> **Dataset excerpts**
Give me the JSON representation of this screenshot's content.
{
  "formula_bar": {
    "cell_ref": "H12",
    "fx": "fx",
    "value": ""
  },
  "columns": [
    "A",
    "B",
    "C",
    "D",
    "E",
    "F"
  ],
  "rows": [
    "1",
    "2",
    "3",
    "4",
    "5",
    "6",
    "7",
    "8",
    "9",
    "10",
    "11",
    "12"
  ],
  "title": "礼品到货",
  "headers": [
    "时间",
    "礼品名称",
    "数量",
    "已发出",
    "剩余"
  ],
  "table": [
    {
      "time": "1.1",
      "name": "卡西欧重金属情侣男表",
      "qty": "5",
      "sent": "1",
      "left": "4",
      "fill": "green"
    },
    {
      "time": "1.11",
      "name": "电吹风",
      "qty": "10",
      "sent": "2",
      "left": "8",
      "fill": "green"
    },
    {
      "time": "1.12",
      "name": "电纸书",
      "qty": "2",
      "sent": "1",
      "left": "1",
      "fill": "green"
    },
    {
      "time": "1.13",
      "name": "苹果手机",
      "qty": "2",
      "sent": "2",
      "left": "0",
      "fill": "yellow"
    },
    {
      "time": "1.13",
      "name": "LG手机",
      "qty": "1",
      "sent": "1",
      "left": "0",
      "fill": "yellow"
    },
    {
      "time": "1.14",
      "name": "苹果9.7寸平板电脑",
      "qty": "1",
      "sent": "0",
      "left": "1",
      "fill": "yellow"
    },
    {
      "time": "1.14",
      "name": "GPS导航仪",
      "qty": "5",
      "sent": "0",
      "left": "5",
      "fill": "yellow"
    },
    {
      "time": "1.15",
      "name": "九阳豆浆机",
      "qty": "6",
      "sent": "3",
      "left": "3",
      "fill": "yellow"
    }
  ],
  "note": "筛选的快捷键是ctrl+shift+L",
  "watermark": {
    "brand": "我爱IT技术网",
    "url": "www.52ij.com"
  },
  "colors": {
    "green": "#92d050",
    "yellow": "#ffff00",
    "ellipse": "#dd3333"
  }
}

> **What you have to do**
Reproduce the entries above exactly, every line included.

> **Answer for this exercise**
Give me the JSON representation of this screenshot's content.
{
  "formula_bar": {
    "cell_ref": "H12",
    "fx": "fx",
    "value": ""
  },
  "columns": [
    "A",
    "B",
    "C",
    "D",
    "E",
    "F"
  ],
  "rows": [
    "1",
    "2",
    "3",
    "4",
    "5",
    "6",
    "7",
    "8",
    "9",
    "10",
    "11",
    "12"
  ],
  "title": "礼品到货",
  "headers": [
    "时间",
    "礼品名称",
    "数量",
    "已发出",
    "剩余"
  ],
  "table": [
    {
      "time": "1.1",
      "name": "卡西欧重金属情侣男表",
      "qty": "5",
      "sent": "1",
      "left": "4",
      "fill": "green"
    },
    {
      "time": "1.11",
      "name": "电吹风",
      "qty": "10",
      "sent": "2",
      "left": "8",
      "fill": "green"
    },
    {
      "time": "1.12",
      "name": "电纸书",
      "qty": "2",
      "sent": "1",
      "left": "1",
      "fill": "green"
    },
    {
      "time": "1.13",
      "name": "苹果手机",
      "qty": "2",
      "sent": "2",
      "left": "0",
      "fill": "yellow"
    },
    {
      "time": "1.13",
      "name": "LG手机",
      "qty": "1",
      "sent": "1",
      "left": "0",
      "fill": "yellow"
    },
    {
      "time": "1.14",
      "name": "苹果9.7寸平板电脑",
      "qty": "1",
      "sent": "0",
      "left": "1",
      "fill": "yellow"
    },
    {
      "time": "1.14",
      "name": "GPS导航仪",
      "qty": "5",
      "sent": "0",
      "left": "5",
      "fill": "yellow"
    },
    {
      "time": "1.15",
      "name": "九阳豆浆机",
      "qty": "6",
      "sent": "3",
      "left": "3",
      "fill": "yellow"
    }
  ],
  "note": "筛选的快捷键是ctrl+shift+L",
  "watermark": {
    "brand": "我爱IT技术网",
    "url": "www.52ij.com"
  },
  "colors": {
    "green": "#92d050",
    "yellow": "#ffff00",
    "ellipse": "#dd3333"
  }
}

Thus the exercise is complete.